Image via Imaxtree
Fading Hyperpigmentation at Home
While many think strong in-office treatments are needed to ward off discoloration, most people can actually start off by opting for over-the-counter remedies like the Dr. Dennis Gross Clinical Grade IPL Dark Spot Correcting Serum, $92. "It's formulated with pure l-ascorbic acid, alpha hydroxy acids and kojic acid to remove over-pigmented surface cells, clear and illuminate skin tone and fight against environmental aggressors," explains Dr. Gross. "It has been proven to work better than prescription grade hydroquinone without any of the side effects that hydroquinone is known to have (i.e. redness, sensitivity, irritation)."
Dr. Gross says it's now his go-to, over prescription for hydroquinone. "Hydroquinone can be really irritating and can actually backfire if you're not careful by causing post inflammatory hyperpigmentation — meaning you get worse dark spots than before using it." He recommends using the IPL serum for eight weeks and then going to see your dermatologist. "Even if you go in for a professional treatment, using the serum in conjunction will help prevent new spots from forming. Professional treatments are only corrective, not preventative."

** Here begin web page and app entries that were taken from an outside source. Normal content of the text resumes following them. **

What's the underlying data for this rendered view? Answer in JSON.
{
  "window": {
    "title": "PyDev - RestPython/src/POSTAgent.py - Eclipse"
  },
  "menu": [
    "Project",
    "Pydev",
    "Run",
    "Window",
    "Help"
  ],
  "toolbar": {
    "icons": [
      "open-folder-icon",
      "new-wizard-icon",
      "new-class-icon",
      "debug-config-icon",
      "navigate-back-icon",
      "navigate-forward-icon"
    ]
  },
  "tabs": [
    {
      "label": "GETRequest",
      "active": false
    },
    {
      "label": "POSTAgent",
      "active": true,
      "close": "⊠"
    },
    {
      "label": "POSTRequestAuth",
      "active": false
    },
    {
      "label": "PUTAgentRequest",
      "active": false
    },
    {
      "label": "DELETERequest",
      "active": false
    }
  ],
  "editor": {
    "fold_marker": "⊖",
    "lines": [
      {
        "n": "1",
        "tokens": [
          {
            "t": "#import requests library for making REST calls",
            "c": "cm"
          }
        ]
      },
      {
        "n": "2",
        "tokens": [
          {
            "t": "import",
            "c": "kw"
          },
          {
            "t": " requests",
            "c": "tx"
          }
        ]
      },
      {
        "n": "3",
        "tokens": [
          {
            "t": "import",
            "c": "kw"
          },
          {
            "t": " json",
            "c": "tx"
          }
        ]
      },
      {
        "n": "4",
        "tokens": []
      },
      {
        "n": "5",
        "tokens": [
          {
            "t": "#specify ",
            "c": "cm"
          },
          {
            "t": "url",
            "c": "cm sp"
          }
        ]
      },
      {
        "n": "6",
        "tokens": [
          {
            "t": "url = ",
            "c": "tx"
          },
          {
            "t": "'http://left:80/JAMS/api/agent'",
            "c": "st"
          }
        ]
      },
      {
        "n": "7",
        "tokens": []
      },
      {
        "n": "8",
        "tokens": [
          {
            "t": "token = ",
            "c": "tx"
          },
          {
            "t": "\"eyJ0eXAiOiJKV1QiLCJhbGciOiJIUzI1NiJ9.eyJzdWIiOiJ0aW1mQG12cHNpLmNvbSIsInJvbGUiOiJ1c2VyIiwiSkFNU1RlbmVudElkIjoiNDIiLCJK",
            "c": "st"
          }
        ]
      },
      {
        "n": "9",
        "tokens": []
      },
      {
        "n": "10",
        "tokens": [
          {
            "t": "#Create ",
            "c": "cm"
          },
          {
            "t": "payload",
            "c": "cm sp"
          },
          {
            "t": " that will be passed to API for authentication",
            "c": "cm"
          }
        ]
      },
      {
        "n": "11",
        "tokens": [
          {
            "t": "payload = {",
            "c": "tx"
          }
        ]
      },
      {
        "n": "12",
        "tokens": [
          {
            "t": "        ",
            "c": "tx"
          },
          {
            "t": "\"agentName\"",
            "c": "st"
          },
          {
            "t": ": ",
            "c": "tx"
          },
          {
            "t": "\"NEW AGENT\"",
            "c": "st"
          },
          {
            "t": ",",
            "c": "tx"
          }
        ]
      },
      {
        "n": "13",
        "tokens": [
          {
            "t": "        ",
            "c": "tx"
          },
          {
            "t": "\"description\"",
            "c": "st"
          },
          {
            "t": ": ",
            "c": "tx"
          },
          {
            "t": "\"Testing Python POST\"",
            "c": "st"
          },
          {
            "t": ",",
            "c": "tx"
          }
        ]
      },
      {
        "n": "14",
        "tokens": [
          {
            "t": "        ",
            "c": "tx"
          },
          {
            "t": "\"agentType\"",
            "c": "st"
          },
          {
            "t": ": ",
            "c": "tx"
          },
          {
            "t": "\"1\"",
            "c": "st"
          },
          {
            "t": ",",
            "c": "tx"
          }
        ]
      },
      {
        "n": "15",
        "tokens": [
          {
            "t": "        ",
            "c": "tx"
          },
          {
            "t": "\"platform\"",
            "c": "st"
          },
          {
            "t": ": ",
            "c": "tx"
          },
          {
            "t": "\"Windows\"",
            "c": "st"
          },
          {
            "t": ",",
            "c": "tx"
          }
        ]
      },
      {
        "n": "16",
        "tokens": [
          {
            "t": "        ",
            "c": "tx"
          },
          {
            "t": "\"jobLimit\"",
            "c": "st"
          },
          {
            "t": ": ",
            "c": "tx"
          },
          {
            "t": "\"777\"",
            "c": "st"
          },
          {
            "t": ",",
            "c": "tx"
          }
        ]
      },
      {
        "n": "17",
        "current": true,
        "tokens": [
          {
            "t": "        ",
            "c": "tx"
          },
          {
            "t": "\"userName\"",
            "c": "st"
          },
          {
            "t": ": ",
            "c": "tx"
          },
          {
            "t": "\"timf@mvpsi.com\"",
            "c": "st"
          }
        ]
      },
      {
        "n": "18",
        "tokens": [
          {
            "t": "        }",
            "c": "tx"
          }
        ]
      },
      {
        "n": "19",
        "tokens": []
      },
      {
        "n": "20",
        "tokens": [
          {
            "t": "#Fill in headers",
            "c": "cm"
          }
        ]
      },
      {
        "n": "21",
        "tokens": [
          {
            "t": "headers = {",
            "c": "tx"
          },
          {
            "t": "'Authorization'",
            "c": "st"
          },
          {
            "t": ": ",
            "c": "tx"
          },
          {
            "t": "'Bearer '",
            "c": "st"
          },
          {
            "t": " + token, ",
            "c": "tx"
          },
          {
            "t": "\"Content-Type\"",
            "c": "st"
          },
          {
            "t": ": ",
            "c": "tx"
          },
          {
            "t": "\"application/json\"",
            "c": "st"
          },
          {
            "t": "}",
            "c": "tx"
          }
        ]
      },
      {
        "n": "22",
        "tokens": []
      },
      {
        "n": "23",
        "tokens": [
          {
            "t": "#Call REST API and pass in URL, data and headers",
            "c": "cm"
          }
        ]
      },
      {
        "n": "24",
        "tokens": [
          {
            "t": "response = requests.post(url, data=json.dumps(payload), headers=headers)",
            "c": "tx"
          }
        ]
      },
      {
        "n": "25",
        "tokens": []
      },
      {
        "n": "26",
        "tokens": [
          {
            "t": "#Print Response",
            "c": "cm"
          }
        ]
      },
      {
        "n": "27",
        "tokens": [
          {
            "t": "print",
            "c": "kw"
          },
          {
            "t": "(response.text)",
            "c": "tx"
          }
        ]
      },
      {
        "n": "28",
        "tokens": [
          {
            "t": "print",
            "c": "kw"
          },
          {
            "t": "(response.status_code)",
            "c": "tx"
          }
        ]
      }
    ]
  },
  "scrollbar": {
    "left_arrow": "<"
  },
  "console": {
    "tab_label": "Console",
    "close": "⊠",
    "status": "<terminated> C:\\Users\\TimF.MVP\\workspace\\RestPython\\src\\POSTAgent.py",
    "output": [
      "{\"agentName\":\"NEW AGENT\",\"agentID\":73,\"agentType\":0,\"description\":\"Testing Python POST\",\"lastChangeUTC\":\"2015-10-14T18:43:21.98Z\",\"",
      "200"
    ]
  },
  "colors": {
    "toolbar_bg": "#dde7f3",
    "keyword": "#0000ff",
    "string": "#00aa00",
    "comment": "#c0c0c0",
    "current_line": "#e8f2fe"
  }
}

Speaking of prevention, depending on the type of hyperpigmentation you're dealing with, there may not be all that much that you can actually do. "Unfortunately there's not much you can really do about most hormonal changes that cause melasma, however, you can wear SPF daily and use other protective gear like hats to prevent the darkening of melasma spots. Incorporate a vitamin C serum into your regimen to help protect skin against damaging free radicals," says Dr. Gross.
As for sun and age spots the number one tip: wear SPF and make sure you're using it on anywhere that is exposed to the sun — not just your face. "I recommend a physical SPF of at least 30 SPF — it works as a physical blocker and prevents UVA/UVB damage which is what causes sun/age spots to appear."